Writing As Recreation: Clerihews (2015-01-31)

Writing As Recreation: Clerihews (2015-01-31)

I agree with the maxim that a change is as good as a rest.  And just as doing visual art serves as a rest from my current writing project, so does less directed and goal-driven writing. That is why scribbling in this blog can be a respite from my more focused writing.

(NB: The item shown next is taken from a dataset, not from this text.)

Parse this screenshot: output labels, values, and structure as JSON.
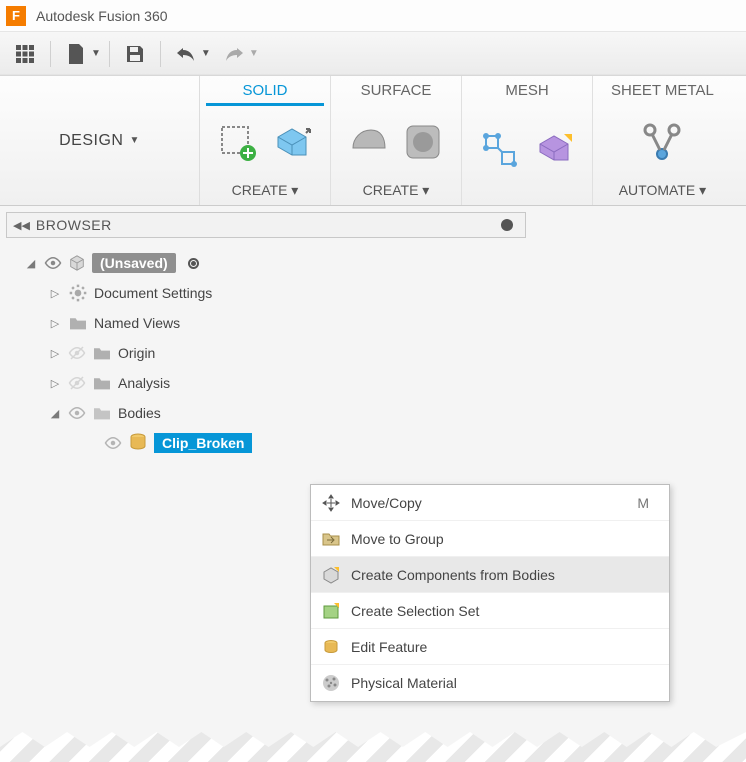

Another kind of writing as playful recreation is toying with different literary structures. Making up limericks is but one example. Another short poetic form that is fun to write is the clerihew: a comical verse form of four lines invented by Edmund Clerihew Bentley. Clerihews are biographical, and the first line ends with the name of a notable person. The prosody is simple. The rhyme scheme is AABB, and the more forced the rhymes, the better. The meter is irregular, and the more clumsy the rhythm, the better.

Here are three of Bentley’s...

Sir Humphry Davy
Abominated gravy.
He lived in the odium
Of having discovered sodium.

George the Third
Ought never to have occurred.
One can only wonder
At so grotesque a blunder.

John Stuart Mill,
By a mighty effort of will,
Overcame his natural bonhomie
And wrote Principles of Political Economy.

 Ken@Stange.com © Ken Stange 2012-2015